QP: Big files demanding facile answers

There were no leaders, permanent or interim, present for Question Period today, most at the funeral for victims of the Ste-Foy shootings, leaving it to be a much more subdued atmosphere in the Chamber. Denis Lebel led off, worried that softwood lumber and the TPP were not included in the new round of mandate letters. Chrystia Freeland responded by pointing out trade victories they have achieved so far as that they would continue to fight for softwood lumber. Lebel switched to English to ask the same thing, and François-Philippe Champagne stood up to insist that they would fight for new markets. Lebel worried that Canada wasn’t competitive enough to attract jobs, to which Navdeep Bains listed an auto deal that they just signed to get more jobs. Candice Bergen was up next, concern trolling that the government wanted to legalize all drugs. Jane Philpott assured her that they made evidence-based policy, and their marijuana legislation was based on strict control and regulation. Bergen pressed, and Philpott said there were no plans to legalize any other drugs. Alexandre Boulerice led off for the NDP, railing about the loss of electoral reform. Karina Gould read a reply that there was no broad support from Canadians. Boulerice reiterated, and so did Gould. Nathan Cullen tried to insist there was consensus for proportional representation, and that the government didn’t have a mandate to abandon it, but Gould kept reading her points.

Round two, and Gérard Deltell worried about the deficit (Morneau: We are encouraging growth and innovation ), Pierre Poilievre worried about manufacturing jobs under carbon taxes (Bains: We have made harmonizing regulations a key priority), and Diane Watts and Alain Rayes worried that infrastructure spending wasn’t flowing per the PBO’s report earlier today (Sohi: Look at these billions of dollars that are flowing). Jenny Kwan and Hélène Laverdière demanded an end to the safe third country refugee agreement (Hussen: The executive order has no impact on asylum claims made in either country). Rachael Harder, Sylvie Boucher and Marilyn Galdu worried about the renovations for the Status of Women office (Monsef: This way the Minister and department are in the same place). Tracey Ramsey worried about NAFTA renegotiations (Freeland: You’re wrong, the clock has not started), and Ruth Ellen Brosseau gave a plaintive wail about supply management (Freeland: We will continue to defend those interests).

Round three saw questions on funding for Canada 2020, Indigenous suicides, “Sixties scoop” litigation, peacekeeping deployments, the situation in Ukraine, the opioid crisis, electric charging stations at federal buildings, broadband connectivity programme deadlines, and supply management.

Overall, it was a mediocre day, but the quality of the questions left a lot to be desired, and there was a hell of a lot of reading on the cabinet side.

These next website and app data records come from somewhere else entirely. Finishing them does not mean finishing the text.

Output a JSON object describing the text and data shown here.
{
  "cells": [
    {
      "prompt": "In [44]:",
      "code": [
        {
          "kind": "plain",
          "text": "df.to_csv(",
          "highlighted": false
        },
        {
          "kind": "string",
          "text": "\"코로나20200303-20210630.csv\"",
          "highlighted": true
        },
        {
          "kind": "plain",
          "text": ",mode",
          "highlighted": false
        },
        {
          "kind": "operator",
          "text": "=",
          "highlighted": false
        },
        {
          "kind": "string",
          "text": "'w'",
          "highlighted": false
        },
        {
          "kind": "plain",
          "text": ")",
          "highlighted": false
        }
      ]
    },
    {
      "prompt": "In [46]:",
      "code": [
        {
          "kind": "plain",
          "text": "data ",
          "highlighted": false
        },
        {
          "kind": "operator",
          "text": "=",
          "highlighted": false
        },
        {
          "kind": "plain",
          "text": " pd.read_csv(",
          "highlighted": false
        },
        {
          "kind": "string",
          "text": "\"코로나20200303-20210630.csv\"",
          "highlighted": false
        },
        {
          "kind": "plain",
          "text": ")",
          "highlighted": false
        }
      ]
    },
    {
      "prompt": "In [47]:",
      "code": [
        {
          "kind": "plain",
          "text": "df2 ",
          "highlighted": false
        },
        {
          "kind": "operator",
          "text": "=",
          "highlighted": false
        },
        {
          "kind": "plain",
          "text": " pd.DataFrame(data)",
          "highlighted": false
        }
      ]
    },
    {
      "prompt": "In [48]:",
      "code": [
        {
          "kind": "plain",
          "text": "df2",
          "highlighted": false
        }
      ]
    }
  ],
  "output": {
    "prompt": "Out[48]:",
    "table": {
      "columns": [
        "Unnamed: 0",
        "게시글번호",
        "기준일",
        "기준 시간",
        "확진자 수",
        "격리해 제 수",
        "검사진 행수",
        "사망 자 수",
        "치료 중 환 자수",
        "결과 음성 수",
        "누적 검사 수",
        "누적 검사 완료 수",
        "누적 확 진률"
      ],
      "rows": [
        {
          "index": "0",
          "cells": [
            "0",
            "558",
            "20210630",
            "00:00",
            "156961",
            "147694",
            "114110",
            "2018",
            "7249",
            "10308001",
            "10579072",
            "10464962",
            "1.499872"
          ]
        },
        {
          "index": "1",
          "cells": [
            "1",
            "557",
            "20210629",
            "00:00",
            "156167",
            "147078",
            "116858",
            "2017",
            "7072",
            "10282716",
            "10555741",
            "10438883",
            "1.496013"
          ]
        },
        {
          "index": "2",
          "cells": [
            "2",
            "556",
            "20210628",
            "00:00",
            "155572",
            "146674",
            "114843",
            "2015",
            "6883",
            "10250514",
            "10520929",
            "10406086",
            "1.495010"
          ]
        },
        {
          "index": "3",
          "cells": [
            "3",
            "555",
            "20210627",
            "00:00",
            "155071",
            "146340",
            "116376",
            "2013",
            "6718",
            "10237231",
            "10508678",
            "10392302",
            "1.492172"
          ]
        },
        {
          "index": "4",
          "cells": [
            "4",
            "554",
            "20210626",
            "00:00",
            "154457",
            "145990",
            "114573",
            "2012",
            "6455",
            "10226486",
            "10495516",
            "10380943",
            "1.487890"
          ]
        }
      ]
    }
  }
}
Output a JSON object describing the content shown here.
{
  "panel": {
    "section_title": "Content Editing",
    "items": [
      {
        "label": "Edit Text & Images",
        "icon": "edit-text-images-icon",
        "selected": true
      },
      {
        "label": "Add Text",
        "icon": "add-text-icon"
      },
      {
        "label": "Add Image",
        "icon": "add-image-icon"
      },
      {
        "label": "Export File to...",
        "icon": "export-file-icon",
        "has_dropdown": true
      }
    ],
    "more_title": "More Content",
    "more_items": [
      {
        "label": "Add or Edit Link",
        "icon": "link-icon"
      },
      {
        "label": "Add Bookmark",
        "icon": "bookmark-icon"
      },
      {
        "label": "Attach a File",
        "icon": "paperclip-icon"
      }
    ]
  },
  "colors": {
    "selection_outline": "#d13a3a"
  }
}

I’m a bit surprised that it took four days for Hussen to declare that the safe third country agreement that the NDP want suspended has nothing to do with the resettlement of refugees that Trump’s “Muslim ban” is affecting. And Karina Gould needs to step it up a notch or three pronto. Meanwhile, Blaine Calkins’ continued conspiracy theorizing about the SSHRC funding for Canada 2020, and complaining about how they characterized their offices, was tiresome and still a bit gross. That said, the government could have done a better job of answering the question that by prefacing the fact that the granting bodies are arm’s length than the platitudes about supporting science. But I’ll let Paul Wells take it from here:

Sartorially speaking, snaps go out to Shannon Stubbs for a burgundy dress with a black jacket, and to Arif Virani for a tailored dark grey suit with a white shirt and a red tie and pocket square. Style citations go out to Mark Holland for a navy suit with a bright pink shirt and light blue bow-tie, and to Maryam Monsef for a black smock with a large florals and a long black sweater.